_Records provided_

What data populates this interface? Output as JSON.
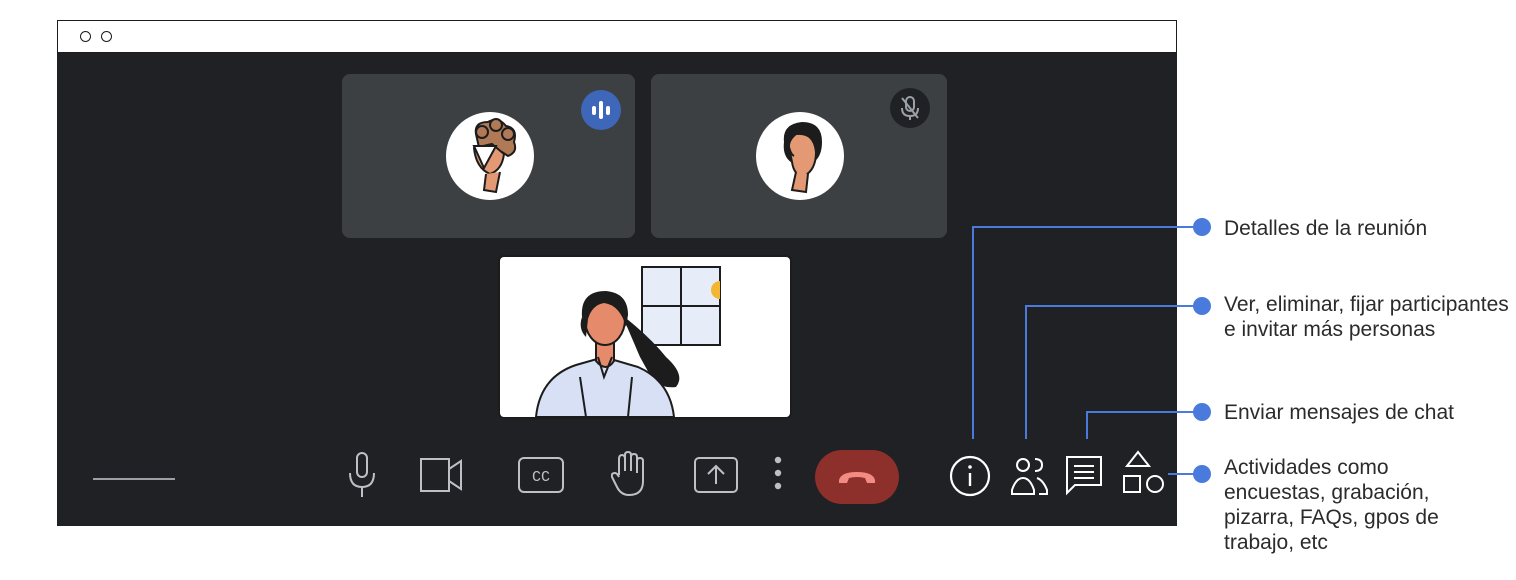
{
  "participants": [
    {
      "name_icon": "participant-1-avatar",
      "status": "speaking"
    },
    {
      "name_icon": "participant-2-avatar",
      "status": "muted"
    }
  ],
  "toolbar": {
    "icons": [
      "microphone-icon",
      "camera-icon",
      "captions-icon",
      "raise-hand-icon",
      "present-screen-icon",
      "more-options-icon",
      "end-call-icon"
    ],
    "captions_label": "CC"
  },
  "side_controls": [
    "info-icon",
    "people-icon",
    "chat-icon",
    "activities-icon"
  ],
  "callouts": {
    "meeting_details": "Detalles de la reunión",
    "participants": "Ver, eliminar, fijar participantes e invitar más personas",
    "chat": "Enviar mensajes de chat",
    "activities": "Actividades como encuestas, grabación, pizarra, FAQs, gpos de trabajo, etc"
  },
  "colors": {
    "meeting_bg": "#202124",
    "tile_bg": "#3c4043",
    "accent": "#4a7bdc",
    "speaking_badge": "#3e66b9",
    "hangup": "#8d2f2a"
  }
}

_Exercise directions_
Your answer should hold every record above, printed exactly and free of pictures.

_Exercise solution_
What data populates this interface? Output as JSON.
{
  "participants": [
    {
      "name_icon": "participant-1-avatar",
      "status": "speaking"
    },
    {
      "name_icon": "participant-2-avatar",
      "status": "muted"
    }
  ],
  "toolbar": {
    "icons": [
      "microphone-icon",
      "camera-icon",
      "captions-icon",
      "raise-hand-icon",
      "present-screen-icon",
      "more-options-icon",
      "end-call-icon"
    ],
    "captions_label": "CC"
  },
  "side_controls": [
    "info-icon",
    "people-icon",
    "chat-icon",
    "activities-icon"
  ],
  "callouts": {
    "meeting_details": "Detalles de la reunión",
    "participants": "Ver, eliminar, fijar participantes e invitar más personas",
    "chat": "Enviar mensajes de chat",
    "activities": "Actividades como encuestas, grabación, pizarra, FAQs, gpos de trabajo, etc"
  },
  "colors": {
    "meeting_bg": "#202124",
    "tile_bg": "#3c4043",
    "accent": "#4a7bdc",
    "speaking_badge": "#3e66b9",
    "hangup": "#8d2f2a"
  }
}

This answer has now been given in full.